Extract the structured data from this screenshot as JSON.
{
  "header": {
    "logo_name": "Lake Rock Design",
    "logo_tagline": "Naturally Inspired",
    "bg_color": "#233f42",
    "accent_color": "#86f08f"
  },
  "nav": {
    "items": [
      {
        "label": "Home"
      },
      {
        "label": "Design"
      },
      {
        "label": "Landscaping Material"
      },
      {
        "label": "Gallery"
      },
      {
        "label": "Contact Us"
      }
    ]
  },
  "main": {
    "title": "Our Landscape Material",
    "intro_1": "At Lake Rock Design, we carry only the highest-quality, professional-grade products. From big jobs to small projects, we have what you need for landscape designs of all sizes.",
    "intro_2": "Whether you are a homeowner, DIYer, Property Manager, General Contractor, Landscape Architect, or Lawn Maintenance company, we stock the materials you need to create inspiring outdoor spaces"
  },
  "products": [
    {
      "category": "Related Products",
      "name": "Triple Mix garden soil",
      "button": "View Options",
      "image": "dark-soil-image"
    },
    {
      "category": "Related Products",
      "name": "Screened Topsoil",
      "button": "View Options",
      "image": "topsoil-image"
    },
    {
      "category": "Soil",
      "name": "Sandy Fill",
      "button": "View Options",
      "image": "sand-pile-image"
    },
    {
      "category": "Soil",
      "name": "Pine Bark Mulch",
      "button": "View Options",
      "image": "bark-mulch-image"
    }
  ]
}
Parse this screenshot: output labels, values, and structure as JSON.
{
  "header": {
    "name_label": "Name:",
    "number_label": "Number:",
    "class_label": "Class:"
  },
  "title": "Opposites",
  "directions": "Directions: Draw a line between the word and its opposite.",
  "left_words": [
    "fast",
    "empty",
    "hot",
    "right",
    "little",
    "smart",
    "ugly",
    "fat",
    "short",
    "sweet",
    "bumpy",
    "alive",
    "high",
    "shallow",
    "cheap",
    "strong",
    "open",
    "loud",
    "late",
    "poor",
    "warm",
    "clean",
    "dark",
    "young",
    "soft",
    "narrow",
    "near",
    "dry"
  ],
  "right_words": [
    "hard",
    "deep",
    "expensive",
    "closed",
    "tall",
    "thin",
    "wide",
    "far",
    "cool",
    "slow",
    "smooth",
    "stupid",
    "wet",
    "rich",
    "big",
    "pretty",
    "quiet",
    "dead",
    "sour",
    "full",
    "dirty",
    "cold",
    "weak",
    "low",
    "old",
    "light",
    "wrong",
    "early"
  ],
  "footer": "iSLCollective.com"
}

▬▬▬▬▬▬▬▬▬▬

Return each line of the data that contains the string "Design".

→ OUTPUT OF THE TASK
    "logo_name": "Lake Rock Design",
        "label": "Design"
    "intro_1": "At Lake Rock Design, we carry only the highest-quality, professional-grade products. From big jobs to small projects, we have what you need for landscape designs of all sizes.",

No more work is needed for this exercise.